An Inclusive French Republic
Paris Attacks Lay Bare Longtime Muslim Exclusion
Professed values must become a reality for the country’s many youths who feel marginalized.
By THE EDITORIAL BOARD JAN. 19, 2015
The recent terrorist attacks in Paris prompted millions to take to the streets to show national solidarity and to pay tribute to the 17 people murdered. The attacks have also inspired a lot of soul-searching, as the French struggle to understand how three men, born and raised in France, could have trained the murderous intent of Al Qaeda and the Islamic State on their own countrymen. And the attacks have revealed a larger, existential threat to France: that its social compact may be torn apart by sectarian polarization.

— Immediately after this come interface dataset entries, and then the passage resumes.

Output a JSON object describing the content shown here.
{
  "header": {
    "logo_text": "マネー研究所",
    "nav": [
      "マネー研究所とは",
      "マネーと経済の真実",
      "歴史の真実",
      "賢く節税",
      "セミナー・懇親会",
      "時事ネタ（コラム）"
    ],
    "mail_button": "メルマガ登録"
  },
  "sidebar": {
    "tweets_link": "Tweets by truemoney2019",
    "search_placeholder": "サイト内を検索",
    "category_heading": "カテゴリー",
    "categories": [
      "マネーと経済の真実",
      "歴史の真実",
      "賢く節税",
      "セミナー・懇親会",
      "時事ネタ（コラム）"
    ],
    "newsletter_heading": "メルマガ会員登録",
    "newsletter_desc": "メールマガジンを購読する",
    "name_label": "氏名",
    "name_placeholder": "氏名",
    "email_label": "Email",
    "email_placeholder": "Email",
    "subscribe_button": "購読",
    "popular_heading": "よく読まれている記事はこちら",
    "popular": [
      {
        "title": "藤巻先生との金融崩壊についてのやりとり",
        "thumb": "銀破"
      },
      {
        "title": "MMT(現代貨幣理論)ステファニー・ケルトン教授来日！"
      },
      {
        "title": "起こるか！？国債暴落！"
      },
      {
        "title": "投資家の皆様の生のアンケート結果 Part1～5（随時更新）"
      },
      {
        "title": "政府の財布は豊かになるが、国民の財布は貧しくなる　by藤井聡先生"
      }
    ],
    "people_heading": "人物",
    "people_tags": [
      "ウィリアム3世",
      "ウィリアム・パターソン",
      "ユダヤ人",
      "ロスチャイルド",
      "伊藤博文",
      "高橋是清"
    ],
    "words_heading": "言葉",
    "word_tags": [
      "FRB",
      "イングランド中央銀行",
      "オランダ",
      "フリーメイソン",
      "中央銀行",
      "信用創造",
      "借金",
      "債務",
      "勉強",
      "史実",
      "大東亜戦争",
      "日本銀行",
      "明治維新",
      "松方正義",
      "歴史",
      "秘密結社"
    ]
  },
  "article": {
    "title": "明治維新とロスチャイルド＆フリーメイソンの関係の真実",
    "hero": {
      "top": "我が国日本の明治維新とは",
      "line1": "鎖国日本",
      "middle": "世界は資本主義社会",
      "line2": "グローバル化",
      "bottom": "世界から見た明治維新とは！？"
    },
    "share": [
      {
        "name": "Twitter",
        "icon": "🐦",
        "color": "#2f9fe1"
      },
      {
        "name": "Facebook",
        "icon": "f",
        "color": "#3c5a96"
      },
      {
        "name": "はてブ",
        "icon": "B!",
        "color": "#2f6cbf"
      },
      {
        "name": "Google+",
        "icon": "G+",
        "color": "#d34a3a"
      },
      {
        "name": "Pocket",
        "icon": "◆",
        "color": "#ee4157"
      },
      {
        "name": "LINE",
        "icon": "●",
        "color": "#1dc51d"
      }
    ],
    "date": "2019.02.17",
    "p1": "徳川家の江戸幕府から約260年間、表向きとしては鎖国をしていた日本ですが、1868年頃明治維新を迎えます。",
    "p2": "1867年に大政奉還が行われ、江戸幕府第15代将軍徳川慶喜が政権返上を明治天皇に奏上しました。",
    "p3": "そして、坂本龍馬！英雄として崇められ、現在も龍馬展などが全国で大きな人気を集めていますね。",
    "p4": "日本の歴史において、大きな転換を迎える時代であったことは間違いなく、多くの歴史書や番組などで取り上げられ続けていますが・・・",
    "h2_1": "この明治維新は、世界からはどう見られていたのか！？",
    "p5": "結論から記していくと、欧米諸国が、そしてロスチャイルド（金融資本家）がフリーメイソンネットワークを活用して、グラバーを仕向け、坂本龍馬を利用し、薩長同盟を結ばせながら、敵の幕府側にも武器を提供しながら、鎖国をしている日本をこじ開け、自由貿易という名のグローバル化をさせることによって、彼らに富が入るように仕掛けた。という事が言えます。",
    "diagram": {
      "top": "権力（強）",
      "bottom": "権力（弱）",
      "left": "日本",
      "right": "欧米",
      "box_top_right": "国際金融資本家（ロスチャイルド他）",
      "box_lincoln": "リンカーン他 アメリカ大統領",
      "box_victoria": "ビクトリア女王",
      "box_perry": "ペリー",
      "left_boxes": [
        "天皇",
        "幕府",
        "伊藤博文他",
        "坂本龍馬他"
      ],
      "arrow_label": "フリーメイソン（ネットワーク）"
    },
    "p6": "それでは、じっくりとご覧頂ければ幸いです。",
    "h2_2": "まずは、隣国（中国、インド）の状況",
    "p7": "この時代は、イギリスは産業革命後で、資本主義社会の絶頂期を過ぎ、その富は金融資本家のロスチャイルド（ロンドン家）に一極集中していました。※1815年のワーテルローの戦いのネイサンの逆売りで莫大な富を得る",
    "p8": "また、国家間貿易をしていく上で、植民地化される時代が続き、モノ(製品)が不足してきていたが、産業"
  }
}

The profiles of the three attackers — Amedy Coulibaly and the brothers Chérif and Saïd Kouachi — are an indictment of the decades-long failure of France to address long-festering alienation and exclusion among too many Muslim immigrants and their French-born children. Unemployment is as high as 40 percent among youths in France’s disadvantaged neighborhoods. All three attackers grew up in poverty. Chérif Kouachi and Mr. Coulibaly spent time in prison. All ultimately found deadly purpose in Islamist terrorism.
Prison was the crucible of their radicalization. There are five million to six million Muslims in France, less than 10 percent of the total population, but 60 percent of France’s prison inmates are of “Muslim culture or religion,” according to a report presented to France’s National Assembly. …
There is also the problem of France’s secularism.